Stage 19 of the Tour de France took a little diversion through Marcel Proust’s Illiers-Combray, which describes itself as “the cradle” of his masterwork, A La Recherche de Temps Perdu. If Bradley Wiggins has managed to capture the hearts of the French, that can be partly explained by the way he harks back to the 1960s, reminding them of Tom Simpson, the most popular Englishman ever to race a bike in France — and English mod culture, which ran parallel to Simpson’s career.
Wiggins’s appearance, cup of tea in hand, on last week’s rest day was an obvious reference to an iconic picture of “Major Tom,” cup of tea in hand, which appeared in the newspaper l’Equipe the day Simpson became the first Briton to win the yellow jersey in 1962.
The Air Force roundel that is used for the “O” in the Wiggo on his racing jersey has also aroused interest. Wiggins’s tongue-in-cheek answer was that the red, white and blue was to show his affection for France’s hero and king of the mountains Thomas Voeckler.
The Tour, it seems, is well on the way to boasting its first mod winner, with massive sideburns, a large collection of guitars and a loudly proclaimed love of The Who and The Jam. However, part of the French liking for the rider who has dominated their Tour for the past two weeks can be explained by the fact that he spent the first six years of his road racing career in France.
“Wiggo le froggy,” read a banner headline in Saturday’s l’Equipe, effectively claiming the man as their own. There is a delightful irony in this: The French have not won the Tour since Bernard Hinault secured his fifth win in 1985, and three of their best teams, Francaise des Jeux, Credit Agricole and Cofidis, will all have let this year’s winner slip through their grasp.
Living in France, learning French and developing a near perfect accent has enabled Wiggins to speak fluently — when he so chooses — on live television after every stage.
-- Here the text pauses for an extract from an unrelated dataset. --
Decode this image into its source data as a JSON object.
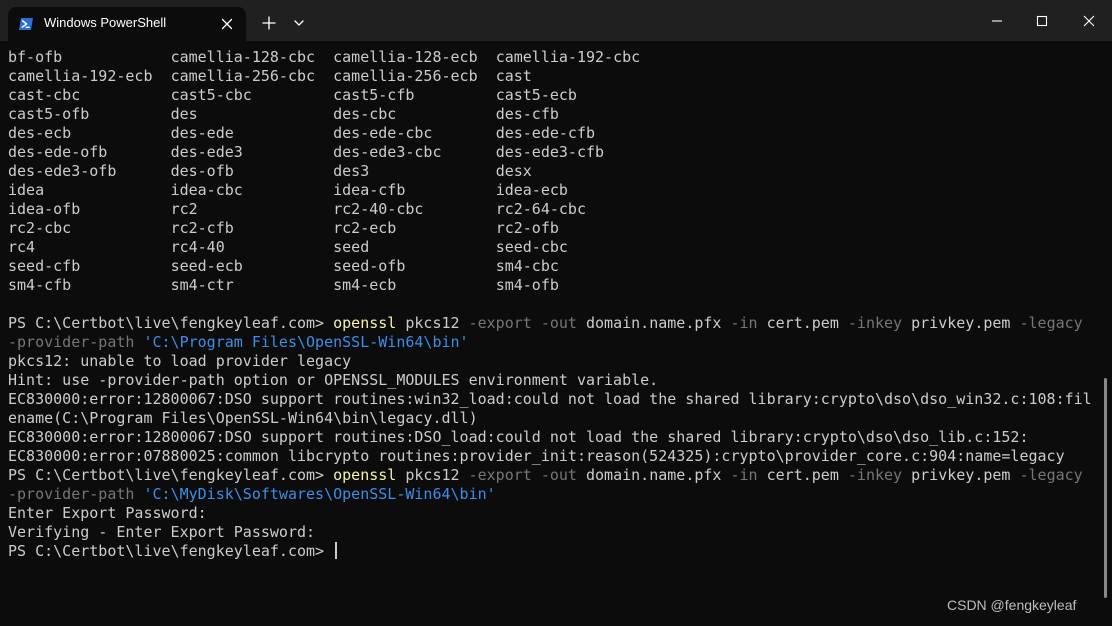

That is in glaring contrast with Lance Armstrong, who never picked up French. Wiggins’s mastery of cycling’s lingua franca derived partly from a morning television program that he used to record in his apartment in Nantes, France, but also from his widely reported talent for mimicry. Simpson was similarly fluent in French, able to produce cultured puns and brutal put-downs alike.
“He had a surprising knowledge of cycling culture,” said the French climber Jean-Cyril Robin, a teammate at Wiggins’s first team, La Francaise des Jeux, which he joined in 2002. “I had no idea who he was, but he knew who I was.”
His directeur sportif at the team, Marc Madiot, noticed the same thing.
“He was like a big giraffe who’s just come out of the bush, a bit turbulent,” Madiot said. “He was a simple character, completely in love with track cycling, with no rough edges and just wanted to earn a living.”
Philippe Brunel, chief sportswriter at l’Equipe, feels that if Wiggins has hints of Simpson off the bike, in the sharp way he dresses and his readiness with a put-down, he is not the same kind of champion when he races.
“He’s come the same way, through France, which is a kind of unavoidable rite of passage for British cyclists. You can’t compare generations. Wiggins is a product of his generation, like [five-time Tour winner] Jacques Anquetil, a rider who focused on the time trial stages and controlled the opposition in the mountains,” Brunel says.